Task statement
Go through the entries that follow and count every line with the string "this". Reply with the number only.
#####
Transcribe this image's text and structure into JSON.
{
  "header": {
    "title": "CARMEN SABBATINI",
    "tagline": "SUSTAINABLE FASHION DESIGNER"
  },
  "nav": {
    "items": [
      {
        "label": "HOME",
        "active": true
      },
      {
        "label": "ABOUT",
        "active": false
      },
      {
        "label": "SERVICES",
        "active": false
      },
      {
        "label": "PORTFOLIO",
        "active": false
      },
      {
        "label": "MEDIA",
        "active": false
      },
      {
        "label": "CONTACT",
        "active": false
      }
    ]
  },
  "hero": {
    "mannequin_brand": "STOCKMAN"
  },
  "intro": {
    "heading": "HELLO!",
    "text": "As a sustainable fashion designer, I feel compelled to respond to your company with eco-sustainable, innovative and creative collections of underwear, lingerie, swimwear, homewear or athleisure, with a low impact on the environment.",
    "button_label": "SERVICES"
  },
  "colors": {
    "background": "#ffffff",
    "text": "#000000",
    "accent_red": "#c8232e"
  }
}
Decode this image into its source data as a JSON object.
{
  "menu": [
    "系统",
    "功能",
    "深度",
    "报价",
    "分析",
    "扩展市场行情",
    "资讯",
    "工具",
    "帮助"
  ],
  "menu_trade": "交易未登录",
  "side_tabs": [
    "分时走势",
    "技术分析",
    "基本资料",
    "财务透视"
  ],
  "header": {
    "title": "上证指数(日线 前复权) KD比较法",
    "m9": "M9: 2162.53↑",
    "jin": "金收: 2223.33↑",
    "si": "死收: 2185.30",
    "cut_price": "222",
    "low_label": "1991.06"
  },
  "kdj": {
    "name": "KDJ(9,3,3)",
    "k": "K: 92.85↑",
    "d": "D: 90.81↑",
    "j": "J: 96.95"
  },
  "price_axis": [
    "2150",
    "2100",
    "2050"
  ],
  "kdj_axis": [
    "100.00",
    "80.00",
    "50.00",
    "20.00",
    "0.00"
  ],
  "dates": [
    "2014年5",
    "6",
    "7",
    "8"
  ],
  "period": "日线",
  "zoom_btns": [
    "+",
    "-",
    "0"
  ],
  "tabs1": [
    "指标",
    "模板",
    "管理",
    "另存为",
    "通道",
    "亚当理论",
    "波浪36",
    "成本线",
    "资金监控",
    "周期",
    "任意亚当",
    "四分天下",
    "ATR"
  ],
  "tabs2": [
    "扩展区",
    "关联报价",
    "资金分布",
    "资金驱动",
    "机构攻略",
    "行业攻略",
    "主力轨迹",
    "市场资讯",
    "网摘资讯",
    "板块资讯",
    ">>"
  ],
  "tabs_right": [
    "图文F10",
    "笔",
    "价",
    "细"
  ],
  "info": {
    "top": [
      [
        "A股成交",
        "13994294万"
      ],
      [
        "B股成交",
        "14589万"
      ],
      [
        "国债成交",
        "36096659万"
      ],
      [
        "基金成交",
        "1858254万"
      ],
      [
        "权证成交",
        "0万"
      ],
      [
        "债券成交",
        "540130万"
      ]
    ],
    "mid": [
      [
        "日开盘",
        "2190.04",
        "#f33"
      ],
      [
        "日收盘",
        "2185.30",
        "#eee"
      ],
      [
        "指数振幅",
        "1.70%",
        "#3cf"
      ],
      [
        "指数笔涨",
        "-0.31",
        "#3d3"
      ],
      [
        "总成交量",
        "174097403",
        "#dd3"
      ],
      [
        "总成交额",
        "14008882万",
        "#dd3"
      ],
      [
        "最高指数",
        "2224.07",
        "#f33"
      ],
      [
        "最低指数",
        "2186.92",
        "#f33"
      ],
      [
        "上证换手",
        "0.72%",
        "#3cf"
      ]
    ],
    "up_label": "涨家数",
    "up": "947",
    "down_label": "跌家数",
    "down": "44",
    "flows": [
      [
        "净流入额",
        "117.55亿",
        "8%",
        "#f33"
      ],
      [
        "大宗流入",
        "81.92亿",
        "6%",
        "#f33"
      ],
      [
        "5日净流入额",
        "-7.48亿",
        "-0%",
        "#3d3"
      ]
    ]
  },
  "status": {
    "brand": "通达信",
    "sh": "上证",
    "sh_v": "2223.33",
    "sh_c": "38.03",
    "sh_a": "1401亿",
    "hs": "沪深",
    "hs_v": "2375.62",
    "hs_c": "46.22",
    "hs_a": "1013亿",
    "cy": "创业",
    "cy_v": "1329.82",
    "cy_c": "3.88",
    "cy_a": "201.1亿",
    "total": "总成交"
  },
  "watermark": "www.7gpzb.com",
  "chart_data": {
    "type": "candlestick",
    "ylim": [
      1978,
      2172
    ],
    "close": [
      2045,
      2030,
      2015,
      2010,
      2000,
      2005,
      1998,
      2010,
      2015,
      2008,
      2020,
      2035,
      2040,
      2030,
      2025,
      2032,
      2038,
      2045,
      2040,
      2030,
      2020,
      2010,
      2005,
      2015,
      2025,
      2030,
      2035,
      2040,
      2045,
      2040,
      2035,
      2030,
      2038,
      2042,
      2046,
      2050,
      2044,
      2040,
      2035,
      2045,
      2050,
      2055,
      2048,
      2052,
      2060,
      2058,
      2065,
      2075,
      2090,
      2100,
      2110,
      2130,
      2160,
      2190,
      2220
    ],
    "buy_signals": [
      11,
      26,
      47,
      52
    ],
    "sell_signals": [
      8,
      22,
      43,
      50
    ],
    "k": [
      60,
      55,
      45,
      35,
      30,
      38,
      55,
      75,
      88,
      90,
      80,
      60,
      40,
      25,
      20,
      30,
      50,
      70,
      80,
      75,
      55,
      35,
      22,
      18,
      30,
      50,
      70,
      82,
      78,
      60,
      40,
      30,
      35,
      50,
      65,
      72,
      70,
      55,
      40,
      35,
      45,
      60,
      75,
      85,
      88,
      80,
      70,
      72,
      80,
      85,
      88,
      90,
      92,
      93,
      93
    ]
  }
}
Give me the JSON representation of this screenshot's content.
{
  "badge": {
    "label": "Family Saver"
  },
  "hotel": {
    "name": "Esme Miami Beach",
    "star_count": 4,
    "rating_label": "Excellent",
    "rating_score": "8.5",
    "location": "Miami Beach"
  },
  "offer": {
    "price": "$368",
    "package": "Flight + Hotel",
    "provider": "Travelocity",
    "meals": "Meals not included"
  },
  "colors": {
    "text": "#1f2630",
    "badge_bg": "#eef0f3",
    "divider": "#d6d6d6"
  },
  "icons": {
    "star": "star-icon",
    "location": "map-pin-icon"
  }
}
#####
Written response
3